A couple of weeks ago, Congressman Jerrold Nadler of New York vowed to re-introduce his stalled house bill, which he said addressed a “serious lack of equity [in] the distribution of revenue generated by sales and resales of works of art.” The U.S. Copyright Office is expected to issue a report soon and it is likely that the bill, which “would set aside a royalty rate of 7% for resales over $10,000 at large auction houses, half of which would go to the artists, and half to nonprofit art museums,” will be reintroduced this session.
This should be an interesting one to follow. For full details on the bill, there’s an in-depth Art in America article by Tracy Zwick, at the end of which she recounts a famous outburst by Texas artist Robert Rauschenberg. When one of his pieces, which he originally sold for $900, sold at auction fifteen years later for $85,000, he yelled at the seller, “I’ve been working my ass off for you to make that profit!”

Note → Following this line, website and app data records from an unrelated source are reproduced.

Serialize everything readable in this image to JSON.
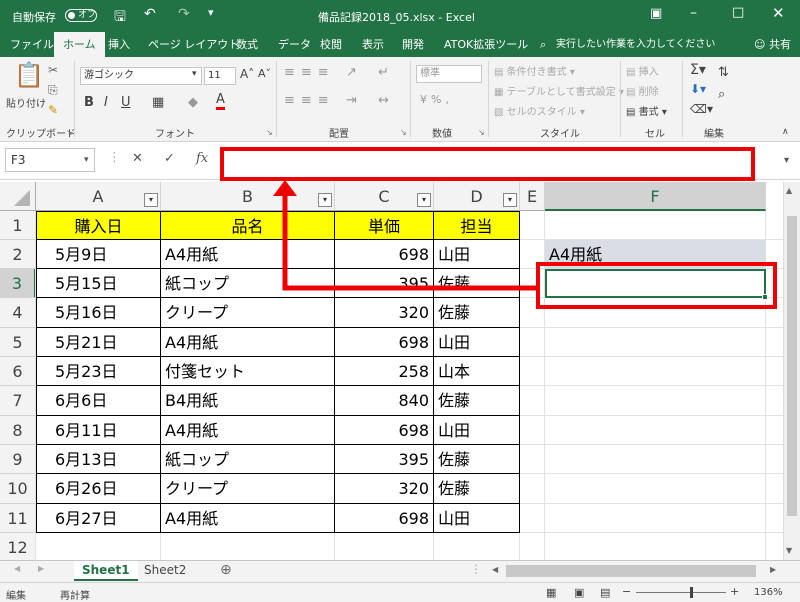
{
  "titlebar": {
    "autosave_label": "自動保存",
    "autosave_state": "オフ",
    "filename": "備品記録2018_05.xlsx - Excel"
  },
  "menu": {
    "tabs": [
      "ファイル",
      "ホーム",
      "挿入",
      "ページ レイアウト",
      "数式",
      "データ",
      "校閲",
      "表示",
      "開発",
      "ATOK拡張ツール"
    ],
    "search": "実行したい作業を入力してください",
    "share": "共有"
  },
  "ribbon": {
    "clipboard": {
      "paste": "貼り付け",
      "group": "クリップボード"
    },
    "font": {
      "name": "游ゴシック",
      "size": "11",
      "group": "フォント",
      "bold": "B",
      "italic": "I",
      "underline": "U"
    },
    "align": {
      "group": "配置"
    },
    "number": {
      "format": "標準",
      "group": "数値"
    },
    "styles": {
      "cond": "条件付き書式",
      "table": "テーブルとして書式設定",
      "cell": "セルのスタイル",
      "group": "スタイル"
    },
    "cells": {
      "insert": "挿入",
      "delete": "削除",
      "format": "書式",
      "group": "セル"
    },
    "edit": {
      "group": "編集"
    }
  },
  "formula": {
    "namebox": "F3",
    "value": ""
  },
  "columns": [
    "A",
    "B",
    "C",
    "D",
    "E",
    "F"
  ],
  "rows": [
    "1",
    "2",
    "3",
    "4",
    "5",
    "6",
    "7",
    "8",
    "9",
    "10",
    "11",
    "12"
  ],
  "table": {
    "headers": [
      "購入日",
      "品名",
      "単価",
      "担当"
    ],
    "data": [
      [
        "5月9日",
        "A4用紙",
        "698",
        "山田"
      ],
      [
        "5月15日",
        "紙コップ",
        "395",
        "佐藤"
      ],
      [
        "5月16日",
        "クリープ",
        "320",
        "佐藤"
      ],
      [
        "5月21日",
        "A4用紙",
        "698",
        "山田"
      ],
      [
        "5月23日",
        "付箋セット",
        "258",
        "山本"
      ],
      [
        "6月6日",
        "B4用紙",
        "840",
        "佐藤"
      ],
      [
        "6月11日",
        "A4用紙",
        "698",
        "山田"
      ],
      [
        "6月13日",
        "紙コップ",
        "395",
        "佐藤"
      ],
      [
        "6月26日",
        "クリープ",
        "320",
        "佐藤"
      ],
      [
        "6月27日",
        "A4用紙",
        "698",
        "山田"
      ]
    ]
  },
  "f2": "A4用紙",
  "sheets": [
    "Sheet1",
    "Sheet2"
  ],
  "status": {
    "mode": "編集",
    "calc": "再計算",
    "zoom": "136%"
  },
  "colors": {
    "excel_green": "#217346",
    "header_fill": "#ffff00",
    "highlight": "#e00000"
  }
}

P.S. Rauschenberg was no stranger to debt-related ruckuses: During the 1998 exhibition Robert Rauschenberg: A Retrospective, fifteen works were confiscated from the Menil Collection for a week over unpaid storage fees. In an even more surreal money fight, heirs to Rauschenberg’s Canyon were sent a $29 million tax bill by the IRS just last year. The 1959 combine includes a stuffed bald eagle (and is, therefore, prohibited by federal law from resale), so the heirs claimed it had zero value. That makes perfect sense and gives a very real meaning to the word “priceless,” but they gave up the fight and ended up donating the work to the MoMA.